Weihrauch HW 100 (RRP from £900)
A side-lever cycling rotary magazine PCP regarded by many as one of the finest air rifles ever made. A quality, well-engineered product, it is available in a variety of stock configurations, including laminate, synthetic and thumb-hole (the stocks are ambidextrous but the cocking lever remains on the right-hand side). Magazine capacity is a useful 14 shots and, thanks to its clever mechanism, the gun can’t be double loaded. The HW 100 has a stainless-steel air reservoir with a manometer and comes equipped with an efficient sound moderator. If you want to treat yourself, this is probably the one to go for. It’s also discrete to use thanks to a premium silencer.

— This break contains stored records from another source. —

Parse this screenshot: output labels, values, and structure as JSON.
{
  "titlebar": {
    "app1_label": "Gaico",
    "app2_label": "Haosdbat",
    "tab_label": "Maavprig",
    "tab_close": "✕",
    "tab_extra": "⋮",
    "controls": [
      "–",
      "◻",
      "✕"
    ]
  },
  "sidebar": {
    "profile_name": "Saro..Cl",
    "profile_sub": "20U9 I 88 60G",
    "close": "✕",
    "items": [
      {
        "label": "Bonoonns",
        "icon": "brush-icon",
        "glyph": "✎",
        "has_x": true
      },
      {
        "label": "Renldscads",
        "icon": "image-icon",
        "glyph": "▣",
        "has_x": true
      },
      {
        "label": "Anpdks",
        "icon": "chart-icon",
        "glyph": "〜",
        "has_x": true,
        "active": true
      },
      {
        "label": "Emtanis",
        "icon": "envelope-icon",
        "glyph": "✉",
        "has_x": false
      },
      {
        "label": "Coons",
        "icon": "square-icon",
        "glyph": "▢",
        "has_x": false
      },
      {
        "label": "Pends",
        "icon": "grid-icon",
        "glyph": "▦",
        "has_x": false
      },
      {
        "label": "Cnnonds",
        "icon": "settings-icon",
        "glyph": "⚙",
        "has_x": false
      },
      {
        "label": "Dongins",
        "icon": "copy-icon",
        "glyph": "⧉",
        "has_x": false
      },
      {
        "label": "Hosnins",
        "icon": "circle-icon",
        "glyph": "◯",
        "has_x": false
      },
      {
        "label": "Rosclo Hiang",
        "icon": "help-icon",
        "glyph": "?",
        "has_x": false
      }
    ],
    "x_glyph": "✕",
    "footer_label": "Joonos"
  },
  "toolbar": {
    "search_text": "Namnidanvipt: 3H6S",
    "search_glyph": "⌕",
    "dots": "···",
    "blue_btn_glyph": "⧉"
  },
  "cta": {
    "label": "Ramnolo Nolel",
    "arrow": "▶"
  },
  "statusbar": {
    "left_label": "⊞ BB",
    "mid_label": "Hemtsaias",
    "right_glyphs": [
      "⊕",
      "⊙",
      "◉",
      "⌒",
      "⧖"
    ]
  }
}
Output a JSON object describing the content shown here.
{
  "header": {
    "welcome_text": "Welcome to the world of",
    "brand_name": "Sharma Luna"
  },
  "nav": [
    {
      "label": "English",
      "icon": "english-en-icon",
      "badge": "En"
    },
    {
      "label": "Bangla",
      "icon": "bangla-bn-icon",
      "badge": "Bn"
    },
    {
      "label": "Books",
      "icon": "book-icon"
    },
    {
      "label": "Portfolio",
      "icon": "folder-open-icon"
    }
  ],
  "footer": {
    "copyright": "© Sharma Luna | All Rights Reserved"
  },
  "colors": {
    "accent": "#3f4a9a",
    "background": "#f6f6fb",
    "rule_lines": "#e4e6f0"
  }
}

BSA R10 SE (RRP £859)
BSA did much to popularise and develop pre-charged pneumatics. This is the latest, walnut-stocked version of the firm’s flagship R10. Well made and solid, it’s a bolt action with a 10-shot rotary magazine. These rifles have a strong following and are known for both dependability and accuracy.
FX Crown (RRP from £1,399)
This is an extraordinary new air rifle that is distinguished by interchangeable ‘smooth twist’ barrels (with .177, .22, .25 and .30 calibre options – different liners in the same sleeve) and a wide range of possible adjustments to the mechanism. Not only is the trigger adjustable but so is the hammer tension and airflow. The air reservoir is carbon fibre. It has a 22-shot magazine in .177 and 18-shot in .22, achieving as many as 400 shots from one charge when regulated sub-12ft/lb. Not inexpensive but this is the gun that really has the airgun boys talking.